• Dataset rows for apps and sites
——————————
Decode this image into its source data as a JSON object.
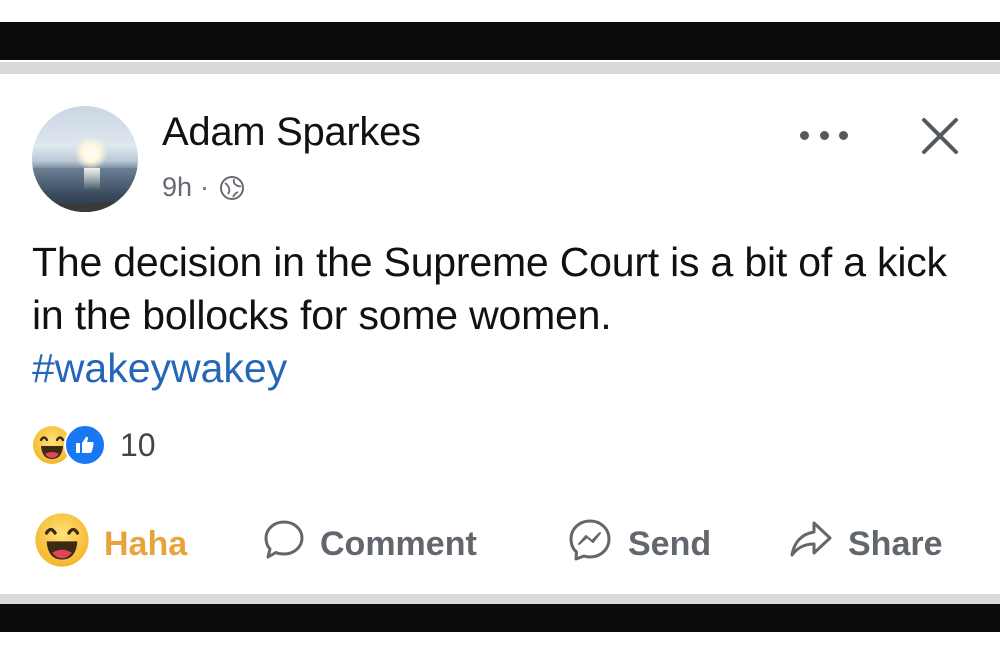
{
  "post": {
    "author": "Adam Sparkes",
    "time": "9h",
    "separator": "·",
    "audience_icon": "globe-icon",
    "text": "The decision in the Supreme Court is a bit of a kick in the bollocks for some women.",
    "hashtag": "#wakeywakey"
  },
  "reactions": {
    "icons": [
      "haha-emoji-icon",
      "like-thumb-icon"
    ],
    "count": "10"
  },
  "actions": {
    "haha": "Haha",
    "comment": "Comment",
    "send": "Send",
    "share": "Share"
  },
  "colors": {
    "hashtag": "#2466b8",
    "haha_active": "#e8a33d",
    "like_blue": "#1877f2",
    "muted": "#62676d"
  }
}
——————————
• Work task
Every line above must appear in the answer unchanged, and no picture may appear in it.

• Result
Decode this image into its source data as a JSON object.
{
  "post": {
    "author": "Adam Sparkes",
    "time": "9h",
    "separator": "·",
    "audience_icon": "globe-icon",
    "text": "The decision in the Supreme Court is a bit of a kick in the bollocks for some women.",
    "hashtag": "#wakeywakey"
  },
  "reactions": {
    "icons": [
      "haha-emoji-icon",
      "like-thumb-icon"
    ],
    "count": "10"
  },
  "actions": {
    "haha": "Haha",
    "comment": "Comment",
    "send": "Send",
    "share": "Share"
  },
  "colors": {
    "hashtag": "#2466b8",
    "haha_active": "#e8a33d",
    "like_blue": "#1877f2",
    "muted": "#62676d"
  }
}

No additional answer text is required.